Switzerland to Ban Muslims from Wearing a Niqab or Burqa in Public


Switzerland to Ban Muslims from Wearing a Niqab or Burqa in Public

A country widely known for its neutrality, Switzerland is in the crosshairs of the debate around freedom of religion and expression by prohibiting women from wearing the burqa or niqab in public spaces.

By a narrow margin, Swiss voters chose to ban people from completely covering their faces on the streets, in shops and restaurants, exempting blankets for health and safety reasons, as many people in the world continue to wear masks to protect against COVID-19. Switzerland did not require the wearing of face masks until much later than other European countries.

A video on the Swiss government website explaining the arguments for a ban claimed that “religious veils like the burqa or niqab are a symbol of the oppression of women and are not suitable for our society”, selon The Guardian. Religious veils and headgear are worn by followers of many different practices, including Judaism, Islam, Christianity, Hinduism, and Sikhism. The burqa or niqab, however, are specific to Islam and have been confused with extremism.

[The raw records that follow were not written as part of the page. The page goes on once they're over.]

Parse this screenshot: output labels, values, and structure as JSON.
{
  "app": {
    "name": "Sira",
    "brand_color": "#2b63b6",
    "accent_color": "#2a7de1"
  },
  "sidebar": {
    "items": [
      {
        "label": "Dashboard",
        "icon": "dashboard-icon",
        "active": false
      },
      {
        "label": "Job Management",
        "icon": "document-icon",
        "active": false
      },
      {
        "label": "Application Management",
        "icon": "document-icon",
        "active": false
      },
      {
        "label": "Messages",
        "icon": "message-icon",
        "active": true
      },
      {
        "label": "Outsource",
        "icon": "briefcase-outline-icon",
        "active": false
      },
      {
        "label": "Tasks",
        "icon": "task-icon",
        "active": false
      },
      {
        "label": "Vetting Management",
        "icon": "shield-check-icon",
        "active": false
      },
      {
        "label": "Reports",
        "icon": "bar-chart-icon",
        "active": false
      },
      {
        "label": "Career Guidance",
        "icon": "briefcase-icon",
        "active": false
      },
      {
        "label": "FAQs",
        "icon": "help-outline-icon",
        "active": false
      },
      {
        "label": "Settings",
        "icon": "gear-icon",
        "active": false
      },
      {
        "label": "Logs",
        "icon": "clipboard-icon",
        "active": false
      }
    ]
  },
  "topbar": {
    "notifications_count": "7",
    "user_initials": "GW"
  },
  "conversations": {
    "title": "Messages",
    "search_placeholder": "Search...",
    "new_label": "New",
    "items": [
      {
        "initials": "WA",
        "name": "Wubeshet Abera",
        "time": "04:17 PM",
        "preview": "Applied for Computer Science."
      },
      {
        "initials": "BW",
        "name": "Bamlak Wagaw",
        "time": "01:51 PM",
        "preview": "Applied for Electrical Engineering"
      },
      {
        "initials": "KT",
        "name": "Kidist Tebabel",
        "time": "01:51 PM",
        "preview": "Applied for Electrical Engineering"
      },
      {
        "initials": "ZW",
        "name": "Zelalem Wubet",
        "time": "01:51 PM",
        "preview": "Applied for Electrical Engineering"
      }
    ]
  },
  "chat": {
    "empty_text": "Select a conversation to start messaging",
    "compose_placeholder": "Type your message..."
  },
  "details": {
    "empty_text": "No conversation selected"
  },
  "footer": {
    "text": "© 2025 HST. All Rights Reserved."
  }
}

“The public debate that has taken place in media and politics in Switzerland since 2006 mainly paints a general picture of helpless and poorly integrated women who are forced to cover themselves completely by their father or husband,” said Andreas Tunger-Zanetti, a researcher at the University of Lucerne and coordinator of the Center for Research on Religions, adding that the evidence does not support this.

Muslims, many of whom are from neighboring Turkey, Bosnia and Kosovo, make up around 5 percent of Switzerland’s 8.6 million inhabitants. Of this total, at most 37 women in Switzerland wear a niqab, a veil that covers the entire face and leaves only the eyes free, and none wears the burqa, a full veil, according to a survey of the center. The study also found that those who wear niqabs, the majority of whom are socialized in the west and were not raised Muslim, do so out of conviction, with no evidence of a connection to extremism.

“This symbolic policy is directed against Muslim women and men,” the Swiss Federation of Islamic Umbrella Organizations said in a statement. “But it is also harming the whole of Switzerland, which has undermined its own values ​​by accepting this initiative.”